Start of Material shown

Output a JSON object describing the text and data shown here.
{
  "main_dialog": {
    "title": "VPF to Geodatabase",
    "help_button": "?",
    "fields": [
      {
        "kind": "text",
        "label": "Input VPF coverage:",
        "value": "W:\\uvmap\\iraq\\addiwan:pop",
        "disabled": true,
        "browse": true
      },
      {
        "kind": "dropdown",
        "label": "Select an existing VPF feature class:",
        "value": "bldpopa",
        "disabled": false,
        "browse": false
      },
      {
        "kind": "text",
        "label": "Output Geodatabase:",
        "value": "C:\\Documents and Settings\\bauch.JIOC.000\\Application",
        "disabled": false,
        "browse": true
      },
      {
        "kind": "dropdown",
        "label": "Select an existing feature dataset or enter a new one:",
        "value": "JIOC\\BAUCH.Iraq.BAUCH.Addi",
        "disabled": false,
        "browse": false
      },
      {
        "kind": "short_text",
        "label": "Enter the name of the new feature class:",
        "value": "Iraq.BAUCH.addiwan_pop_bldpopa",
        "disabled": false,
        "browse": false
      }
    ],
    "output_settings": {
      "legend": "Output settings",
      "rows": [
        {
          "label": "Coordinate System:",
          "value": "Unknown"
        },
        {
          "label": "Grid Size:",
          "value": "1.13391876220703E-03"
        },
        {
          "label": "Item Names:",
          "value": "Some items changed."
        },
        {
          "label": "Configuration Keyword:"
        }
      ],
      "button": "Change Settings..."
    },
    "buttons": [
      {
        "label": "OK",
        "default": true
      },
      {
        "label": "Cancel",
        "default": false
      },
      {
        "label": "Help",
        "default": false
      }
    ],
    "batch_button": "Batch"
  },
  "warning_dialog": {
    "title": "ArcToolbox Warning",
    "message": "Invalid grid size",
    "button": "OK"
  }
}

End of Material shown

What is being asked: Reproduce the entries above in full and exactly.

Response:
Output a JSON object describing the text and data shown here.
{
  "main_dialog": {
    "title": "VPF to Geodatabase",
    "help_button": "?",
    "fields": [
      {
        "kind": "text",
        "label": "Input VPF coverage:",
        "value": "W:\\uvmap\\iraq\\addiwan:pop",
        "disabled": true,
        "browse": true
      },
      {
        "kind": "dropdown",
        "label": "Select an existing VPF feature class:",
        "value": "bldpopa",
        "disabled": false,
        "browse": false
      },
      {
        "kind": "text",
        "label": "Output Geodatabase:",
        "value": "C:\\Documents and Settings\\bauch.JIOC.000\\Application",
        "disabled": false,
        "browse": true
      },
      {
        "kind": "dropdown",
        "label": "Select an existing feature dataset or enter a new one:",
        "value": "JIOC\\BAUCH.Iraq.BAUCH.Addi",
        "disabled": false,
        "browse": false
      },
      {
        "kind": "short_text",
        "label": "Enter the name of the new feature class:",
        "value": "Iraq.BAUCH.addiwan_pop_bldpopa",
        "disabled": false,
        "browse": false
      }
    ],
    "output_settings": {
      "legend": "Output settings",
      "rows": [
        {
          "label": "Coordinate System:",
          "value": "Unknown"
        },
        {
          "label": "Grid Size:",
          "value": "1.13391876220703E-03"
        },
        {
          "label": "Item Names:",
          "value": "Some items changed."
        },
        {
          "label": "Configuration Keyword:"
        }
      ],
      "button": "Change Settings..."
    },
    "buttons": [
      {
        "label": "OK",
        "default": true
      },
      {
        "label": "Cancel",
        "default": false
      },
      {
        "label": "Help",
        "default": false
      }
    ],
    "batch_button": "Batch"
  },
  "warning_dialog": {
    "title": "ArcToolbox Warning",
    "message": "Invalid grid size",
    "button": "OK"
  }
}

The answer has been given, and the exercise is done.